What is needed
Your task is to copy each line of the records that includes the string "header".

Records for this exercise
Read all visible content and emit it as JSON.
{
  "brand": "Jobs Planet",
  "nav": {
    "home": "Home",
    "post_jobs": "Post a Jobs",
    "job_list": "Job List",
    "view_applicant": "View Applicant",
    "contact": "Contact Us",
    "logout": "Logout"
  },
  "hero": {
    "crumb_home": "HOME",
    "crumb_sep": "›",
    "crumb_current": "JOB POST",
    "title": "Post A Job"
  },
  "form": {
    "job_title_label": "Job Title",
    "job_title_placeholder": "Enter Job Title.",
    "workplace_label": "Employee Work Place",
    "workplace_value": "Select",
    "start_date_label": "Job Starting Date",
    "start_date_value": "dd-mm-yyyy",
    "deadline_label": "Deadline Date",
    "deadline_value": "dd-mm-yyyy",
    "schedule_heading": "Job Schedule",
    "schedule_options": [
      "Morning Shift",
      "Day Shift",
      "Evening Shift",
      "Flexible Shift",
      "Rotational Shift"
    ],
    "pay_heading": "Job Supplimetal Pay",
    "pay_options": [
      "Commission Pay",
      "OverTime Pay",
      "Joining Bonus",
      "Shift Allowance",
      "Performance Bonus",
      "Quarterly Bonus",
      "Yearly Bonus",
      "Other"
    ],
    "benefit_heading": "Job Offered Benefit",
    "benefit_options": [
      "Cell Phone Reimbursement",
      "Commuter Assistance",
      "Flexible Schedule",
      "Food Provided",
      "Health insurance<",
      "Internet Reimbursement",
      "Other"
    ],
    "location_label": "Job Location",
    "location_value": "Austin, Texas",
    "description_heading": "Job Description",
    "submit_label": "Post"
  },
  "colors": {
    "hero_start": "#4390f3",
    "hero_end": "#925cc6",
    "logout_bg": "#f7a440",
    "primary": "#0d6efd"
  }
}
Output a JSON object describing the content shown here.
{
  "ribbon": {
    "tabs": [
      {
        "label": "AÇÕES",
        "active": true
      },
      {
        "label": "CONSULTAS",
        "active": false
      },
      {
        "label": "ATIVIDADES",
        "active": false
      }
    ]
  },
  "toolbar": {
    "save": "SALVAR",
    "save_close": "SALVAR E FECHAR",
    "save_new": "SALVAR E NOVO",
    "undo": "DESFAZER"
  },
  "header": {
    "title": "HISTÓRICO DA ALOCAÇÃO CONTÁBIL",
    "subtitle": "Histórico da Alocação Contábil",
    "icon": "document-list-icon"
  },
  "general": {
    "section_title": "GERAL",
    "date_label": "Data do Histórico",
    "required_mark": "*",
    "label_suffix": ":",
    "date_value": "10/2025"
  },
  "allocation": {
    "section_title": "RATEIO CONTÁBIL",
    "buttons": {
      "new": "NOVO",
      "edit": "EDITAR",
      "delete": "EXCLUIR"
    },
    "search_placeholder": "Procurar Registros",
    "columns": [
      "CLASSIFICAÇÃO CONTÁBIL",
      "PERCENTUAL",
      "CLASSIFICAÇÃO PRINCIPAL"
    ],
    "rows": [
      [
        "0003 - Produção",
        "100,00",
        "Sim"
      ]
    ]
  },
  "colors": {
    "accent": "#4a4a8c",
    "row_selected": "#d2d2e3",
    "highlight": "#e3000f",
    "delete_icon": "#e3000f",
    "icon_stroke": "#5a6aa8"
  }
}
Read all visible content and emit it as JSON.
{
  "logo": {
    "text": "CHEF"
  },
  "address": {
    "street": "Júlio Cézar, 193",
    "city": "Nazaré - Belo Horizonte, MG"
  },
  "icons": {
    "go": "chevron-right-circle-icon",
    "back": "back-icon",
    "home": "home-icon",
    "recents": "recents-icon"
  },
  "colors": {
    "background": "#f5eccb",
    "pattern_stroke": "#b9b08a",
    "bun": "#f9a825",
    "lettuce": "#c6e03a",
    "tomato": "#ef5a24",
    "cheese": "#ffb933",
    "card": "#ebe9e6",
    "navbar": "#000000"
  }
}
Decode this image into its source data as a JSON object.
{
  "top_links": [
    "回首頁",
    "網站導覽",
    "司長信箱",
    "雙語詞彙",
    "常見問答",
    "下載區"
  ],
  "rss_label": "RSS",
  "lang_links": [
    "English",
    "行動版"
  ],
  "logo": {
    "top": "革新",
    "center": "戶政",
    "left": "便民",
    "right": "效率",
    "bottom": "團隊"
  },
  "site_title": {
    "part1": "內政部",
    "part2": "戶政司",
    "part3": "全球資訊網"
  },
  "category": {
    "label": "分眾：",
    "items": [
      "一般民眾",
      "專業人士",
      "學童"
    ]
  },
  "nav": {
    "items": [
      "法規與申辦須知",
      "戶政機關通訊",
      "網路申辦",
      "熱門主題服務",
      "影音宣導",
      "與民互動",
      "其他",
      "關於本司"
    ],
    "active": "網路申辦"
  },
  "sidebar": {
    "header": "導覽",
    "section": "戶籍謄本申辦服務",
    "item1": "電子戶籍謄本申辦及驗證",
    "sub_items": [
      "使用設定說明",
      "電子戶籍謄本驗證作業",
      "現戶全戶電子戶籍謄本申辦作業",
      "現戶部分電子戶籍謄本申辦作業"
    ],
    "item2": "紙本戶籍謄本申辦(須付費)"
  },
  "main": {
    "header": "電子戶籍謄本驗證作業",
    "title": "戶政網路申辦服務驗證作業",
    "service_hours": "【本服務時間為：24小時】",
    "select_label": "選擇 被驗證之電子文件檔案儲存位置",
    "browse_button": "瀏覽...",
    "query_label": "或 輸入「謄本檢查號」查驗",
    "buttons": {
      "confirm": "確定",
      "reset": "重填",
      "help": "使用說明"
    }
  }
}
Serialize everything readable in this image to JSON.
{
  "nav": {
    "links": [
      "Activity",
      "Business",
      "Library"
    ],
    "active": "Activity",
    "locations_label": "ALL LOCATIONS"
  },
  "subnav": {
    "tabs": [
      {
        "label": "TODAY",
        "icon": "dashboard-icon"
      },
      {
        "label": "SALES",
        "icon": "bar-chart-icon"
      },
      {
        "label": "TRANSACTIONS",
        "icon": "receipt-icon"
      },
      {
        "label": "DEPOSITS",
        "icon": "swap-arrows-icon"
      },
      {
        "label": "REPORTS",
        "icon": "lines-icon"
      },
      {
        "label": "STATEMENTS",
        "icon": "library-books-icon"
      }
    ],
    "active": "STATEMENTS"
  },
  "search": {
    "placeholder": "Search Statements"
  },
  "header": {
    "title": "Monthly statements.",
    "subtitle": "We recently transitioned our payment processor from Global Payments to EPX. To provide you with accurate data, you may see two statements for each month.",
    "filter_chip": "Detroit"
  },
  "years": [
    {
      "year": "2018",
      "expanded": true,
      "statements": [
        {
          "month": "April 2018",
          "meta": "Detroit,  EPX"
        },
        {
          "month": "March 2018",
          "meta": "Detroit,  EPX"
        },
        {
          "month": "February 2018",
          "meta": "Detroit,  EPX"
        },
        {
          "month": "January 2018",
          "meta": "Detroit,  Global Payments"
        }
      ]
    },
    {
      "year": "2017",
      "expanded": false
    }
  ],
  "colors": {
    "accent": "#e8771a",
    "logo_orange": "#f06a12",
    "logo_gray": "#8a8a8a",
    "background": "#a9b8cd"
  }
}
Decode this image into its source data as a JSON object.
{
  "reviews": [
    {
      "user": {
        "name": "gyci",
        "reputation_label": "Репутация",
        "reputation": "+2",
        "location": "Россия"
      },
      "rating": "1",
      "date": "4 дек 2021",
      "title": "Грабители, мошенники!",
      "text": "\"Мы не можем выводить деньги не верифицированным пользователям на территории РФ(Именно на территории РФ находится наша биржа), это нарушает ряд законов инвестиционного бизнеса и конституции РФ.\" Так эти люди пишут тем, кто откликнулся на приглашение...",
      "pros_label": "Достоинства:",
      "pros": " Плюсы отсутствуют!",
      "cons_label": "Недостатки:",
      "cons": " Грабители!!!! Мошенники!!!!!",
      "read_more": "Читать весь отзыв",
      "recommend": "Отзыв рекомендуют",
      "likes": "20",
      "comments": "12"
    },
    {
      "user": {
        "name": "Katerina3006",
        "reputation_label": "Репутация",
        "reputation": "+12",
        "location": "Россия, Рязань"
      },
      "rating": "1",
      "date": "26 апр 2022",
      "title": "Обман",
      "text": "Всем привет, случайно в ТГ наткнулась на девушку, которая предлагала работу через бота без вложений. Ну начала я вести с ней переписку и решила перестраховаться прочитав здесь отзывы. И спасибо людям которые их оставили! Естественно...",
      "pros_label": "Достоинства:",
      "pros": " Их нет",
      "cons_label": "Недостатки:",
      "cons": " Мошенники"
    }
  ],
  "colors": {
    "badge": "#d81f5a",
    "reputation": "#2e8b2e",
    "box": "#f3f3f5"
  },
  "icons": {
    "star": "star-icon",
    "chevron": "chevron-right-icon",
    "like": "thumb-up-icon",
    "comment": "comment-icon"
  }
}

Answer
  "header": {
    "header": "導覽",
    "header": "電子戶籍謄本驗證作業",
  "header": {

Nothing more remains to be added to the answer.